Trump arts council appointee sues Grand Hotel over memorabilia
The sale of the Grand Hotel is final.
But now there's a lawsuit filed by an appointee of President Donald Trump, claiming the hotel owners sold the interior designer's personal belongings.
Carleton Varney claims the Grand Hotel was sold with some of his presidential and Hollywood memorabilia inside.
His Saginaw attorney says the hotel's new owners won't give it back.
"He had been the chief designer for the Grand Hotel as far as the interior, in fact the Grand Hotel is what it is today because of Carlton Varney," says Varney's attorney, Victor Mastromarco, Jr.
The 83-year-old Varney is considered one the most famous interior designers in the world.
"He has decorated hotels all over the world," Mastromarco says.
Varney has a residence in Palm Beach, Florida, and another in New York.
"He has a condominium in the Trump Tower so he knows him well," says Mastromarco.
Well enough that the President appointed Varney to the National Council for the Arts, an appointment that has not been approved yet.
For about 43 years, Varney worked on the interior design of the Grand Hotel on Mackinac Island. We talked to him at the hotel in 1983.
"But when we do classic suites, like this presidential suite, I do the real thing," he said.
Many of the suites has his own personal touch, like signed presidential photos and pictures.
"He lent those items to them so it would make the suite even more elegant and special," says Mastromarco.
One of those items include a framed dress that once belonged to actress Joan Crawford. Mastromarco, says Varney was blindsided when the Grand Hotel was sold, despite previous public denials by the owners.
"The hotel was essentially sold without telling him about it, even though they were in constant contact with him, and they hid it from him and they used the memorabilia as part of the selling point for the hotel," says Mastromarco.
Mastromarco also claims Dan Musser, whose family sold the hotel to KSL Capital Partners, told Varney the new owners wanted a young interior designer.
Varnery is suing for age discrimination, and the conversion of his property.
"He is very disappointed with the Mussers, that why he is suing them after all these years," he says.
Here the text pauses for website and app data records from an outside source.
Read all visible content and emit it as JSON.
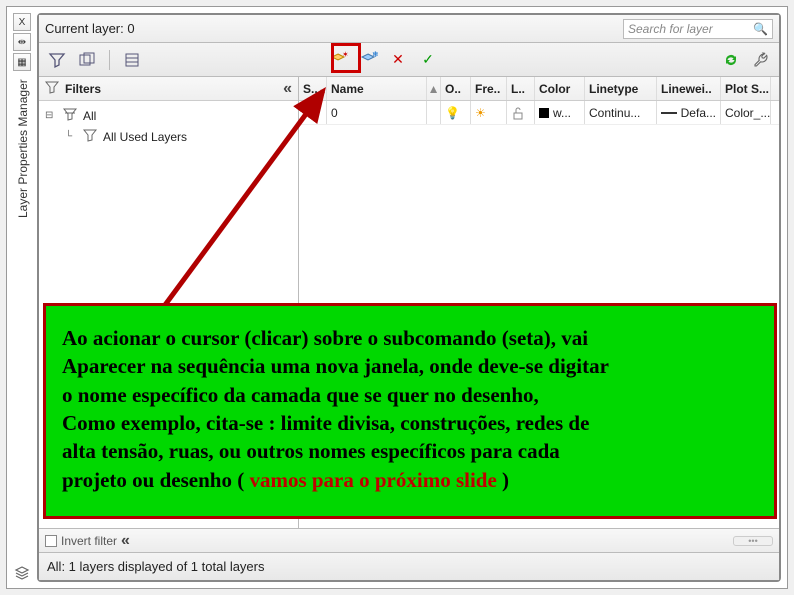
{
  "dock": {
    "close_label": "X",
    "pin_label": "⇹",
    "menu_label": "▦",
    "title": "Layer Properties Manager",
    "bottom_icon": "layers-stack-icon"
  },
  "topbar": {
    "current_layer_label": "Current layer: 0",
    "search_placeholder": "Search for layer"
  },
  "toolbar": {
    "btn_new_property_filter": "new-property-filter",
    "btn_new_group_filter": "new-group-filter",
    "btn_layer_states": "layer-states",
    "btn_new_layer": "new-layer",
    "btn_new_layer_freeze": "new-layer-freeze-vp",
    "btn_delete_layer": "delete-layer",
    "btn_set_current": "set-current",
    "btn_refresh": "refresh",
    "btn_settings": "settings"
  },
  "filters": {
    "heading": "Filters",
    "items": [
      {
        "glyph": "⊟",
        "icon": "filter-stack",
        "label": "All"
      },
      {
        "glyph": "",
        "icon": "filter-used",
        "label": "All Used Layers"
      }
    ]
  },
  "grid": {
    "columns": {
      "status": "S..",
      "name": "Name",
      "on": "O..",
      "freeze": "Fre..",
      "lock": "L..",
      "color": "Color",
      "linetype": "Linetype",
      "lineweight": "Linewei..",
      "plot": "Plot S..."
    },
    "rows": [
      {
        "status": "✓",
        "name": "0",
        "on": "bulb-on",
        "freeze": "sun",
        "lock": "unlock",
        "color_swatch": "#000000",
        "color_label": "w...",
        "linetype": "Continu...",
        "lineweight": "Defa...",
        "plot": "Color_..."
      }
    ]
  },
  "bottom_filter": {
    "label": "Invert filter"
  },
  "status": {
    "text": "All: 1 layers displayed of 1 total layers"
  },
  "annotation": {
    "line1": "Ao acionar o cursor (clicar) sobre o subcomando (seta), vai",
    "line2": "Aparecer na sequência uma nova janela, onde deve-se digitar",
    "line3": "o nome específico da camada que se quer no desenho,",
    "line4": "Como exemplo, cita-se : limite divisa, construções, redes de",
    "line5": "alta tensão, ruas, ou outros nomes específicos para cada",
    "line6a": "projeto ou desenho ( ",
    "line6b": "vamos para o próximo slide",
    "line6c": " )"
  }
}
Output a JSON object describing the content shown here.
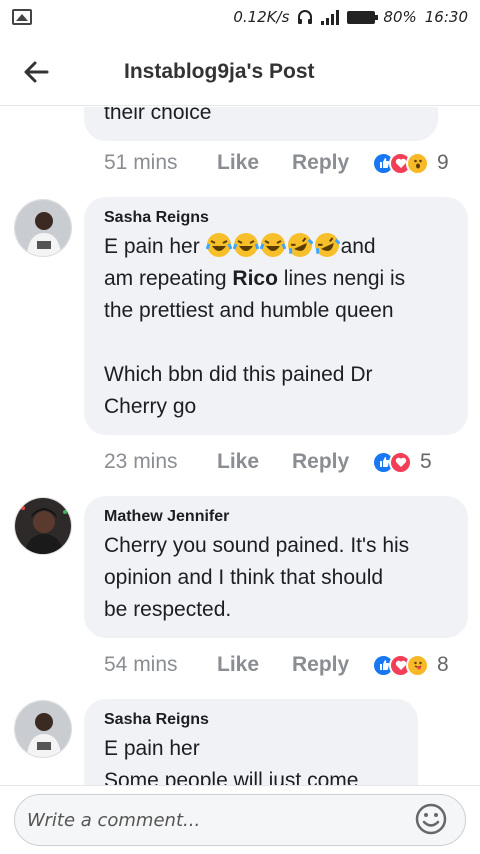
{
  "status": {
    "speed": "0.12K/s",
    "battery": "80%",
    "time": "16:30"
  },
  "header": {
    "title": "Instablog9ja's Post"
  },
  "comments": [
    {
      "text_tail": "their choice",
      "time": "51 mins",
      "like": "Like",
      "reply": "Reply",
      "reactions": [
        "like",
        "love",
        "wow"
      ],
      "count": "9"
    },
    {
      "author": "Sasha Reigns",
      "line1_pre": "E pain her",
      "line1_post": "and",
      "line2_pre": "am repeating",
      "line2_bold": "Rico",
      "line2_post": " lines nengi is",
      "line3": "the prettiest and humble queen",
      "line4": "Which bbn did this pained Dr",
      "line5": "Cherry go",
      "time": "23 mins",
      "like": "Like",
      "reply": "Reply",
      "reactions": [
        "like",
        "love"
      ],
      "count": "5"
    },
    {
      "author": "Mathew Jennifer",
      "line1": "Cherry you sound pained. It's his",
      "line2": "opinion and I think that should",
      "line3": "be respected.",
      "time": "54 mins",
      "like": "Like",
      "reply": "Reply",
      "reactions": [
        "like",
        "love",
        "care"
      ],
      "count": "8"
    },
    {
      "author": "Sasha Reigns",
      "line1": "E pain her",
      "line2": "Some people will just come"
    }
  ],
  "composer": {
    "placeholder": "Write a comment..."
  },
  "icons": {
    "back": "arrow-left-icon",
    "emoji": "smiley-icon"
  }
}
We could not reach Dan Musser III, who remains chairman of the hotel or the Grand Hotel Holding Company, which is also named in the lawsuit, for comment.
The lawsuit is filed in Washtenaw County Circuit Court.